EXERCISE DIRECTIONS:
Please write out all of the entries exactly as they appear.

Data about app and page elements
"""
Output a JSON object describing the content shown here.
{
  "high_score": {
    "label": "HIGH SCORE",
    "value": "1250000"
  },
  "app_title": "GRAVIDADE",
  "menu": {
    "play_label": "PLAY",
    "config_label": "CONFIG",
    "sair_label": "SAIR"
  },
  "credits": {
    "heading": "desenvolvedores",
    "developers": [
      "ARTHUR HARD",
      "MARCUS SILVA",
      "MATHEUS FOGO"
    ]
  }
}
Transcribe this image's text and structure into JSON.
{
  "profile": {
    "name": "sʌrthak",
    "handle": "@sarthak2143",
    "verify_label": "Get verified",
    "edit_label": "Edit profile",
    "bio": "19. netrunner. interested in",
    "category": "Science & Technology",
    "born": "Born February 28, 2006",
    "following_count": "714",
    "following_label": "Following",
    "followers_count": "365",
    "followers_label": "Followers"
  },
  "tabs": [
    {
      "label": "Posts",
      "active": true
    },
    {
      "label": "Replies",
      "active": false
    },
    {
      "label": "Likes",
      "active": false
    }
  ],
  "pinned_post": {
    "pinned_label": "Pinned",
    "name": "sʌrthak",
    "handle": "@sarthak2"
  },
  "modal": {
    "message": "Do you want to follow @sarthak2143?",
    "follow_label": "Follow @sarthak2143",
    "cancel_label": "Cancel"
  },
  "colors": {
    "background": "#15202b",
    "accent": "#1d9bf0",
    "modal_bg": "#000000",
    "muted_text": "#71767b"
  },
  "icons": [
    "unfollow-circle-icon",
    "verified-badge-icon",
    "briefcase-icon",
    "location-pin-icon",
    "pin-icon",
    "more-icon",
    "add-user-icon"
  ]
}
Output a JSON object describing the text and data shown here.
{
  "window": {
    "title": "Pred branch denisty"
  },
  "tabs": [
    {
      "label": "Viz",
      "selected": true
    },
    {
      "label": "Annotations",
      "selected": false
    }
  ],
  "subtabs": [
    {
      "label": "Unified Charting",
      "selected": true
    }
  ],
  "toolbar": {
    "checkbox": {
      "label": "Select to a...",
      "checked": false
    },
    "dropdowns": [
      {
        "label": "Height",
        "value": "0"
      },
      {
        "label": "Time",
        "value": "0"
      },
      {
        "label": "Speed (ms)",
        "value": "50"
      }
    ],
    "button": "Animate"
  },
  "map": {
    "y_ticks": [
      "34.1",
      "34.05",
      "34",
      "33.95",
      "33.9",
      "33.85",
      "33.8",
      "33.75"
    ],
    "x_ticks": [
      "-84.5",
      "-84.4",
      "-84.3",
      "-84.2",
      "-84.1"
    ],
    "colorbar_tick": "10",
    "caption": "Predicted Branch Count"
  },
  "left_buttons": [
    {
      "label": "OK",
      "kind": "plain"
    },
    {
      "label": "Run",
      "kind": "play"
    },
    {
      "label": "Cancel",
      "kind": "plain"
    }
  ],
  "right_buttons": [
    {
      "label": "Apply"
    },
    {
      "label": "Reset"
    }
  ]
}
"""
SOLVED PROBLEM:
Output a JSON object describing the content shown here.
{
  "high_score": {
    "label": "HIGH SCORE",
    "value": "1250000"
  },
  "app_title": "GRAVIDADE",
  "menu": {
    "play_label": "PLAY",
    "config_label": "CONFIG",
    "sair_label": "SAIR"
  },
  "credits": {
    "heading": "desenvolvedores",
    "developers": [
      "ARTHUR HARD",
      "MARCUS SILVA",
      "MATHEUS FOGO"
    ]
  }
}
Transcribe this image's text and structure into JSON.
{
  "profile": {
    "name": "sʌrthak",
    "handle": "@sarthak2143",
    "verify_label": "Get verified",
    "edit_label": "Edit profile",
    "bio": "19. netrunner. interested in",
    "category": "Science & Technology",
    "born": "Born February 28, 2006",
    "following_count": "714",
    "following_label": "Following",
    "followers_count": "365",
    "followers_label": "Followers"
  },
  "tabs": [
    {
      "label": "Posts",
      "active": true
    },
    {
      "label": "Replies",
      "active": false
    },
    {
      "label": "Likes",
      "active": false
    }
  ],
  "pinned_post": {
    "pinned_label": "Pinned",
    "name": "sʌrthak",
    "handle": "@sarthak2"
  },
  "modal": {
    "message": "Do you want to follow @sarthak2143?",
    "follow_label": "Follow @sarthak2143",
    "cancel_label": "Cancel"
  },
  "colors": {
    "background": "#15202b",
    "accent": "#1d9bf0",
    "modal_bg": "#000000",
    "muted_text": "#71767b"
  },
  "icons": [
    "unfollow-circle-icon",
    "verified-badge-icon",
    "briefcase-icon",
    "location-pin-icon",
    "pin-icon",
    "more-icon",
    "add-user-icon"
  ]
}
Output a JSON object describing the text and data shown here.
{
  "window": {
    "title": "Pred branch denisty"
  },
  "tabs": [
    {
      "label": "Viz",
      "selected": true
    },
    {
      "label": "Annotations",
      "selected": false
    }
  ],
  "subtabs": [
    {
      "label": "Unified Charting",
      "selected": true
    }
  ],
  "toolbar": {
    "checkbox": {
      "label": "Select to a...",
      "checked": false
    },
    "dropdowns": [
      {
        "label": "Height",
        "value": "0"
      },
      {
        "label": "Time",
        "value": "0"
      },
      {
        "label": "Speed (ms)",
        "value": "50"
      }
    ],
    "button": "Animate"
  },
  "map": {
    "y_ticks": [
      "34.1",
      "34.05",
      "34",
      "33.95",
      "33.9",
      "33.85",
      "33.8",
      "33.75"
    ],
    "x_ticks": [
      "-84.5",
      "-84.4",
      "-84.3",
      "-84.2",
      "-84.1"
    ],
    "colorbar_tick": "10",
    "caption": "Predicted Branch Count"
  },
  "left_buttons": [
    {
      "label": "OK",
      "kind": "plain"
    },
    {
      "label": "Run",
      "kind": "play"
    },
    {
      "label": "Cancel",
      "kind": "plain"
    }
  ],
  "right_buttons": [
    {
      "label": "Apply"
    },
    {
      "label": "Reset"
    }
  ]
}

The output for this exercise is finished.